5. The overall early help budget currently stood at around £5m.
6. There was concern that cuts to early help services would lead to greater cost pressures than the value of the cuts further down the line, for example in acute services.
7. Members felt that this proposal was at odds with the projected increase in demand for services.
RES 19 – School crossing patrol
Simon Moss - Service Group Manager, Highways & Transport summarised the proposal.
In response to questions from the committee it was noted that:
1. it was not possible to deliver school crossing patrols as a volunteer-led services. This had been tried elsewhere and successfully challenged by the union.
2. 28 staff would be affected by this cut of which most would be women rather than men. Many staff would have protected characteristics as they spanned a range of ages and ethnicities, the oldest being 81 years old. 21 patrol staff were white, and 7 were BAME.
3. Members felt strongly that cutting the patrol would conflict with the council’s objectives around reducing obesity, improving road safety, improving air quality.
4. Members also felt that the loss of the patrol could have more impact on disadvantaged families whose children were more likely to take themselves to school at a younger age in primary school.
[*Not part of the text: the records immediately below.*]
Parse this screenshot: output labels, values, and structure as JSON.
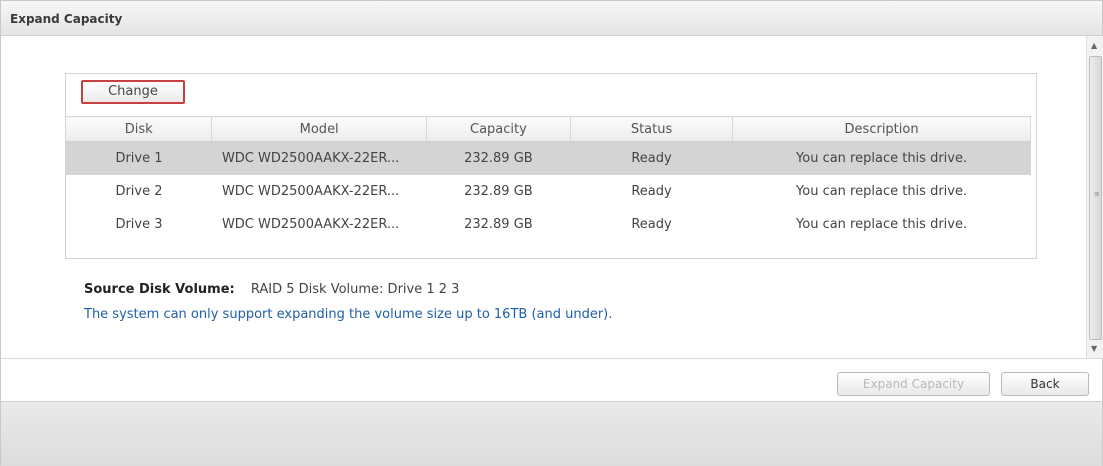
{
  "window": {
    "title": "Expand Capacity"
  },
  "toolbar": {
    "change_label": "Change"
  },
  "table": {
    "columns": [
      "Disk",
      "Model",
      "Capacity",
      "Status",
      "Description"
    ],
    "rows": [
      {
        "disk": "Drive 1",
        "model": "WDC WD2500AAKX-22ER...",
        "capacity": "232.89 GB",
        "status": "Ready",
        "description": "You can replace this drive.",
        "selected": true
      },
      {
        "disk": "Drive 2",
        "model": "WDC WD2500AAKX-22ER...",
        "capacity": "232.89 GB",
        "status": "Ready",
        "description": "You can replace this drive.",
        "selected": false
      },
      {
        "disk": "Drive 3",
        "model": "WDC WD2500AAKX-22ER...",
        "capacity": "232.89 GB",
        "status": "Ready",
        "description": "You can replace this drive.",
        "selected": false
      }
    ]
  },
  "source": {
    "label": "Source Disk Volume:",
    "value": "RAID 5 Disk Volume: Drive 1 2 3"
  },
  "note": "The system can only support expanding the volume size up to 16TB (and under).",
  "footer": {
    "expand_label": "Expand Capacity",
    "back_label": "Back"
  },
  "colors": {
    "note_text": "#1f5fa8",
    "change_highlight": "#c94040",
    "selected_row": "#d4d4d4"
  }
}
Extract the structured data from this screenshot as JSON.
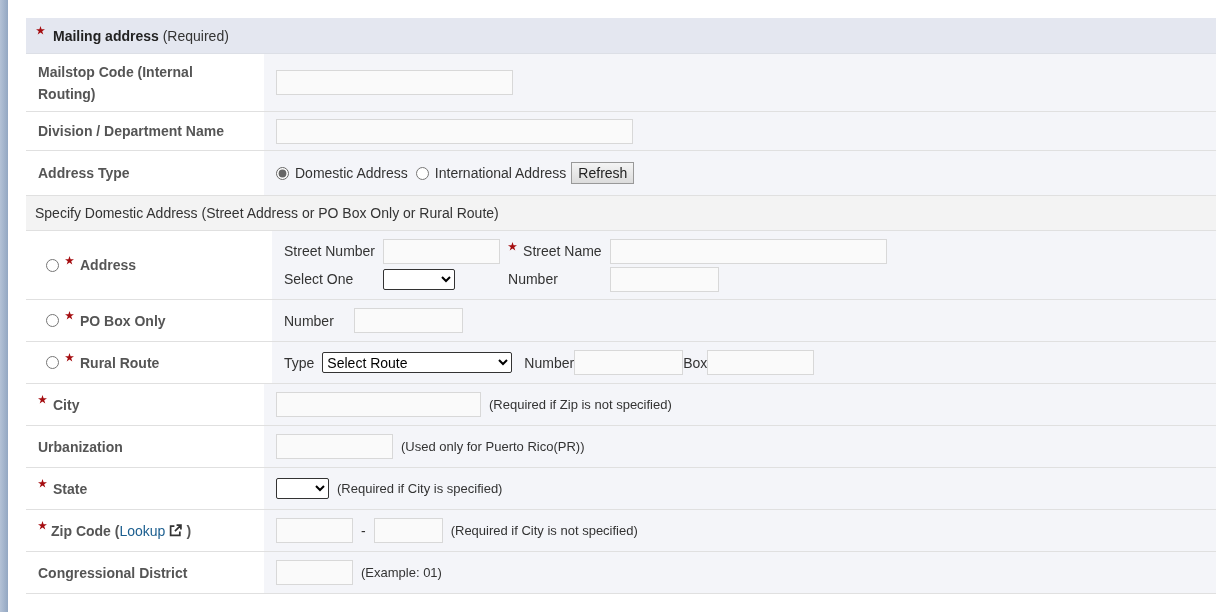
{
  "mailing_address": {
    "title": "Mailing address",
    "note": "(Required)",
    "required": true
  },
  "mailstop_code": {
    "label": "Mailstop Code (Internal Routing)"
  },
  "division": {
    "label": "Division / Department Name"
  },
  "address_type": {
    "label": "Address Type",
    "options": [
      {
        "label": "Domestic Address",
        "selected": true
      },
      {
        "label": "International Address",
        "selected": false
      }
    ],
    "button": "Refresh"
  },
  "domestic_heading": "Specify Domestic Address (Street Address or PO Box Only or Rural Route)",
  "address_choices": [
    {
      "kind": "street",
      "label": "Address",
      "selected": false,
      "required": true,
      "street_number_label": "Street Number",
      "street_name_label": "Street Name",
      "street_name_required": true,
      "select_one_label": "Select One",
      "number_label": "Number"
    },
    {
      "kind": "po_box",
      "label": "PO Box Only",
      "selected": false,
      "required": true,
      "number_label": "Number"
    },
    {
      "kind": "rural",
      "label": "Rural Route",
      "selected": false,
      "required": true,
      "type_label": "Type",
      "route_select": "Select Route",
      "number_label": "Number",
      "box_label": "Box"
    }
  ],
  "city": {
    "label": "City",
    "required": true,
    "hint": "(Required if Zip is not specified)"
  },
  "urbanization": {
    "label": "Urbanization",
    "hint": "(Used only for Puerto Rico(PR))"
  },
  "state": {
    "label": "State",
    "required": true,
    "hint": "(Required if City is specified)"
  },
  "zip_code": {
    "label": "Zip Code (",
    "link": "Lookup",
    "close": ")",
    "required": true,
    "separator": "-",
    "hint": "(Required if City is not specified)"
  },
  "congressional_district": {
    "label": "Congressional District",
    "hint": "(Example: 01)"
  }
}
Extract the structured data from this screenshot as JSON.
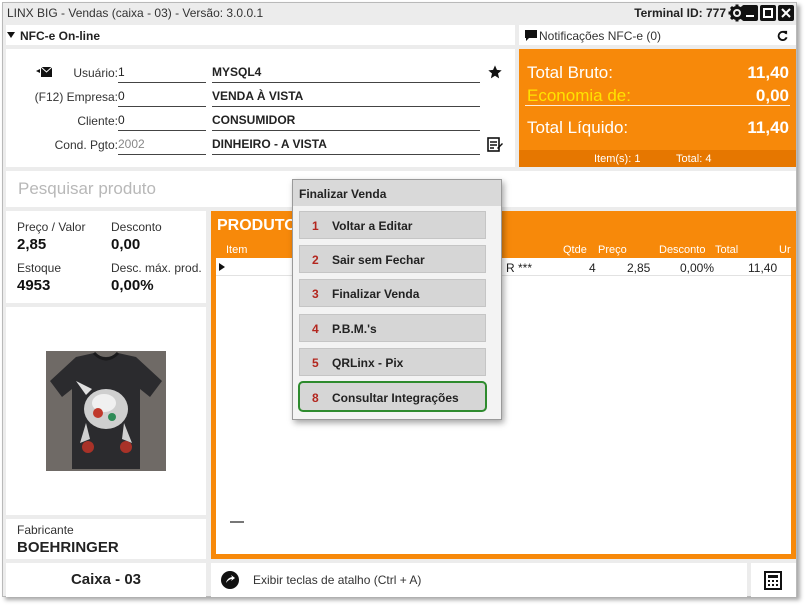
{
  "window": {
    "title": "LINX BIG - Vendas (caixa - 03) - Versão: 3.0.0.1",
    "terminal": "Terminal ID: 777"
  },
  "nfce": {
    "label": "NFC-e On-line"
  },
  "notifications": {
    "label": "Notificações NFC-e (0)"
  },
  "form": {
    "usuario": {
      "label": "Usuário:",
      "code": "1",
      "desc": "MYSQL4"
    },
    "empresa": {
      "label": "(F12) Empresa:",
      "code": "0",
      "desc": "VENDA À VISTA"
    },
    "cliente": {
      "label": "Cliente:",
      "code": "0",
      "desc": "CONSUMIDOR"
    },
    "cond": {
      "label": "Cond. Pgto:",
      "code": "2002",
      "desc": "DINHEIRO - A VISTA"
    }
  },
  "totals": {
    "bruto_label": "Total Bruto:",
    "bruto": "11,40",
    "economia_label": "Economia de:",
    "economia": "0,00",
    "liquido_label": "Total Líquido:",
    "liquido": "11,40",
    "itens": "Item(s): 1",
    "total": "Total: 4"
  },
  "search": {
    "placeholder": "Pesquisar produto"
  },
  "info": {
    "preco_label": "Preço / Valor",
    "preco": "2,85",
    "desconto_label": "Desconto",
    "desconto": "0,00",
    "estoque_label": "Estoque",
    "estoque": "4953",
    "descmax_label": "Desc. máx. prod.",
    "descmax": "0,00%"
  },
  "fabricante": {
    "label": "Fabricante",
    "value": "BOEHRINGER"
  },
  "products": {
    "title": "PRODUTO",
    "headers": {
      "item": "Item",
      "qtde": "Qtde",
      "preco": "Preço",
      "desconto": "Desconto",
      "total": "Total",
      "un": "Ur"
    },
    "row": {
      "desc_tail": "R ***",
      "qtde": "4",
      "preco": "2,85",
      "desconto": "0,00%",
      "total": "11,40"
    }
  },
  "footer": {
    "caixa": "Caixa - 03",
    "shortcut": "Exibir teclas de atalho (Ctrl + A)"
  },
  "modal": {
    "title": "Finalizar Venda",
    "options": [
      {
        "num": "1",
        "label": "Voltar a Editar"
      },
      {
        "num": "2",
        "label": "Sair sem Fechar"
      },
      {
        "num": "3",
        "label": "Finalizar Venda"
      },
      {
        "num": "4",
        "label": "P.B.M.'s"
      },
      {
        "num": "5",
        "label": "QRLinx - Pix"
      },
      {
        "num": "8",
        "label": "Consultar Integrações"
      }
    ]
  },
  "colors": {
    "accent": "#f7890a",
    "economy": "#ffe300",
    "selected_border": "#2e8b2e",
    "option_number": "#b3261e"
  }
}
Even within more affluent areas, it was suggested that the more disadvantaged children would be more likely to be affected in this way.
5. The committee heard that provision of a school crossing patrol was a condition of planning permission for at least one school, and therefore to remove the patrol would breach the permission.
6. Although green man crossings could be successful on main roads, crossing staff were ‘eyes and ears’ in the community having been trained in counter terrorism and child protection.
7. The committee rejected all options on the basis that:
a. the dangers of a reduced service outweighed any benefit
b. To do so would be to breach council objectives
c. No increased risk of harm to a child was acceptable
d. Planning permission would be breached as a result.
It was RESOLVED that a referral be made to Mayor & Cabinet via PAC to inform them that:
CYP 1: More efficient use of residential placements
CYP 3: Systematic and proactive management of the market for independent fostering
CYP 5: Residential framework for young people – Joint South East London Commissioning Programme
The Committee noted the proposals, and supported them in principle, but was concerned that that the savings were aspirational rather than deliverable.
CYP 2: improved placement process and more efficient systems with rigorous control through operating model and IT
The Committee was not satisfied that the shared IT service had the capacity to support the intended process improvements, and therefore considered that the saving would be unachievable.
CYP 4: Commission semi-independent accommodation for care leavers
The Committee felt more positively about this proposal as there had to date been some success in achieving better value for money in commissioning semi-independent accommodation for care leavers.
CYP 7: Early Help Redesign
The Committee noted the proposal but feared that cuts to early help services would result in greater cost pressures elsewhere that would exceed the value of the saving.
The Committee was unable to properly assess the impact of the cut without information on what the redesigned service would look like. No such information had been supplied.
RES 19: School Crossing Patrol
The committee rejected all options outlined in the proposal in the strongest terms, citing the following reasons:
· Any increased road safety risk to children was unacceptable
· The service enables older primary children and families to walk to school. Removal of this support could result in more car journeys to school, which would negatively impact on delivery of the council’s road safety, air quality and public health objectives
· Removal of the school crossing patrol would result in a breach of planning conditions in at least one instance that the committee knows of.
· Loss of the school crossing patrol would likely impact disproportionately on various groups with characteristics protected under the Equalities Act.
The meeting was adjourned at 9:00pm for 5 minutes to allow a brief comfort break.